Introducing Doi Inthanon National Park
Thailand's highest peak is Doi Inthanon (often abbreviated as Doi In), which measures 2565m above sea level, an impressive altitude for the kingdom, but a tad diminutive compared to its cousins in the Himalayan range. The 1000-sq-km national park surrounding the peak has hiking trails, waterfalls and two monumental stupas erected in honour of the king and queen. It is a popular day trip from Chiang Mai for tourists and locals, especially during the New Year's holiday when there's the rarely seen phenomenon of frost.
There are eight waterfalls that dive off the mountain. Nam Tok Mae Klang (at Km8) is the largest and the easiest to get to. Nam Tok Wachiratan (at Km20.8) is another popular stop with food vendors at its base and a huge frothy mane that plummets 50m. If you'd rather be a part of the cascade, try abseiling with the Peak. Nam Tok Siriphum (at Km30) looks like a river of silver from the vantage point of Ban Mong Khun Klang, a Hmong village. In February the village builds and races wooden carts down a steep incline. Along the road to the top are terraced rice fields and covered greenhouses tended by Hmong and Karen tribespeople.
About 3km before the summit of Doi Inthanon, Phra Mahathat Naphamethanidon and Nophamethanidon at Km41-42 are two chedi built by the Royal Thai Air Force to commemorate the king's and queen's 60th birthdays in 1989 and 1992, respectively. In the base of the octagonal chedi is a hall containing a stone Buddha image.
The whole point of the park is to get as high as you can to see life in a colder climate, and the coolness is such a relief from the sweltering plains below. Thais relish bundling up in hats and jackets and posing for pictures among conifers and rhododendrons. Almost at the exact summit there's a chedi dedicated to one of the last Lanna kings (Inthawichayanon). From there, a lovely boardwalk through the thick, cool forest leads to a cafe, obligatory souvenir shop and the start of the Ang Ka nature trail, a 360m platform walkway through a moss-festooned bog.
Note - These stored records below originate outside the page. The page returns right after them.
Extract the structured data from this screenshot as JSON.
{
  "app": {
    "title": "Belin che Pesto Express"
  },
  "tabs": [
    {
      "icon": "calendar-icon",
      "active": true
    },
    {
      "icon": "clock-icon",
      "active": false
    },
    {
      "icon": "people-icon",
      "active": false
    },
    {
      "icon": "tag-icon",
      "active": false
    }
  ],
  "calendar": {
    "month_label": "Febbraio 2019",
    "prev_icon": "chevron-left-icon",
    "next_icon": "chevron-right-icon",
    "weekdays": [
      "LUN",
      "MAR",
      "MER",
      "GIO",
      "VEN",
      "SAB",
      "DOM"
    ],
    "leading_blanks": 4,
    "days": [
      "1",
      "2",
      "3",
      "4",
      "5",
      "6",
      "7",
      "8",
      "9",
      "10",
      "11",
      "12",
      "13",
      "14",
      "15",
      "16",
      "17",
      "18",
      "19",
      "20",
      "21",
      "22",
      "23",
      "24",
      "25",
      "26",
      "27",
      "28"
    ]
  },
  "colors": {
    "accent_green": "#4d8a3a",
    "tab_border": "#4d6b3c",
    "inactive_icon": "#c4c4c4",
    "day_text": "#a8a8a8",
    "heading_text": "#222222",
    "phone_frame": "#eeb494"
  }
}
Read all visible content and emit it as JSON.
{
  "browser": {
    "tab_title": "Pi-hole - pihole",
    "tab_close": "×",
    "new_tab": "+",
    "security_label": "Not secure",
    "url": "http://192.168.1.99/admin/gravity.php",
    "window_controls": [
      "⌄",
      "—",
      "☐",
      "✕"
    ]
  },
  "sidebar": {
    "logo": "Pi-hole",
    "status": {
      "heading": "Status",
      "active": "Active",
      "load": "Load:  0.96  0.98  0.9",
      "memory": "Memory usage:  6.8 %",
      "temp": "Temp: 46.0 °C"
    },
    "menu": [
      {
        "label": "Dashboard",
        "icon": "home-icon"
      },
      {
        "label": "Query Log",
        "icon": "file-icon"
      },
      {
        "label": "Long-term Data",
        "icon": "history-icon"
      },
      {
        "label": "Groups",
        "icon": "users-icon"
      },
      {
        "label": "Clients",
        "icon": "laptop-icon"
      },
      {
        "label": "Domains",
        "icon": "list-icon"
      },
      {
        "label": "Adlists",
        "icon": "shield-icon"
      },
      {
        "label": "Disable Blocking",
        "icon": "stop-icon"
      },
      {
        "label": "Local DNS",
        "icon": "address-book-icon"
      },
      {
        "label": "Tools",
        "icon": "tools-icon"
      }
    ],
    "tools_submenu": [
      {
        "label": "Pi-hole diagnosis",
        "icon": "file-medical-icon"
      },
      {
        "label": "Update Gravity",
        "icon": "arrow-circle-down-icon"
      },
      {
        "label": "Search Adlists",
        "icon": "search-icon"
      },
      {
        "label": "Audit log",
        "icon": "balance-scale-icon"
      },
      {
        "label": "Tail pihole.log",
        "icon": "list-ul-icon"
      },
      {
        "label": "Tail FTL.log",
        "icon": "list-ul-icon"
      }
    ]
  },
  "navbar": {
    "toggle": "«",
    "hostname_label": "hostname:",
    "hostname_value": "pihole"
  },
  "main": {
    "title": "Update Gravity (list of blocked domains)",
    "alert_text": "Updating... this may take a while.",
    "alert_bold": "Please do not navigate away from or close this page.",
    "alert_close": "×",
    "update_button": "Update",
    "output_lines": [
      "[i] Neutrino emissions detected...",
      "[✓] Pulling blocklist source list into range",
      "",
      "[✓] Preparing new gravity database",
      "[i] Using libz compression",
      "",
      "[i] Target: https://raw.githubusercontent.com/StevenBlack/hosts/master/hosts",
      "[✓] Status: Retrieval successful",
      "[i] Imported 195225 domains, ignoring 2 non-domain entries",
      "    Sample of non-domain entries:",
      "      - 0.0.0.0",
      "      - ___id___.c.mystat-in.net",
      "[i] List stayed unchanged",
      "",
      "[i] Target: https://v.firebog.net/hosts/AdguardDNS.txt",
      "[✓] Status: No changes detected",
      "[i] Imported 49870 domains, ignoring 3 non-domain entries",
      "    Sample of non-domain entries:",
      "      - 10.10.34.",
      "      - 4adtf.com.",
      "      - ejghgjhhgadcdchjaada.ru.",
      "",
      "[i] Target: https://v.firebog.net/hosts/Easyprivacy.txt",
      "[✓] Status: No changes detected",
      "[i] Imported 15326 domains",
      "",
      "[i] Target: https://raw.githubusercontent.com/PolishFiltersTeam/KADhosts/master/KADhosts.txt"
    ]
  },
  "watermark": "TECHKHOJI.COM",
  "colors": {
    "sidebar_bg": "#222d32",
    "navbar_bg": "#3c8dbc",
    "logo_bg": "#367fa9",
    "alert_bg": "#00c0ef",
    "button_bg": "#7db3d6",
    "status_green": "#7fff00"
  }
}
Walking through the forest on the nature trail is an enchanting experience (if devoid of crowds).
The views from Doi Inthanon are best in the cool dry season from November to February. But don't expect a rewarding view from the summit, as for most of the year a mist, formed by the condensation of warm humid air below, hangs around the top of the mountain creating an eerie effect. You can expect the air to be quite chilly towards the top, so take a jacket or sweater. The views on the way to the summit are much better.
The park is one of the top destinations in Southeast Asia for naturalists and bird-watchers. The mist-shrouded upper slopes produce abundant orchids, lichens, mosses and epiphytes, while supporting nearly 400 bird species, more than any other habitat in Thailand. Most of the park's bird species are found between 1500m and 2000m; the best bird-watching season is from February to April, and the best spots are the beung (bogs) near the top. The mountain is also home to Assamese macaques, Phayre's leaf monkeys, and a selection of other rare and not-so-rare monkeys and gibbons as well as the more common Indian civet, barking deer and giant flying squirrel – around 75 mammal species in all.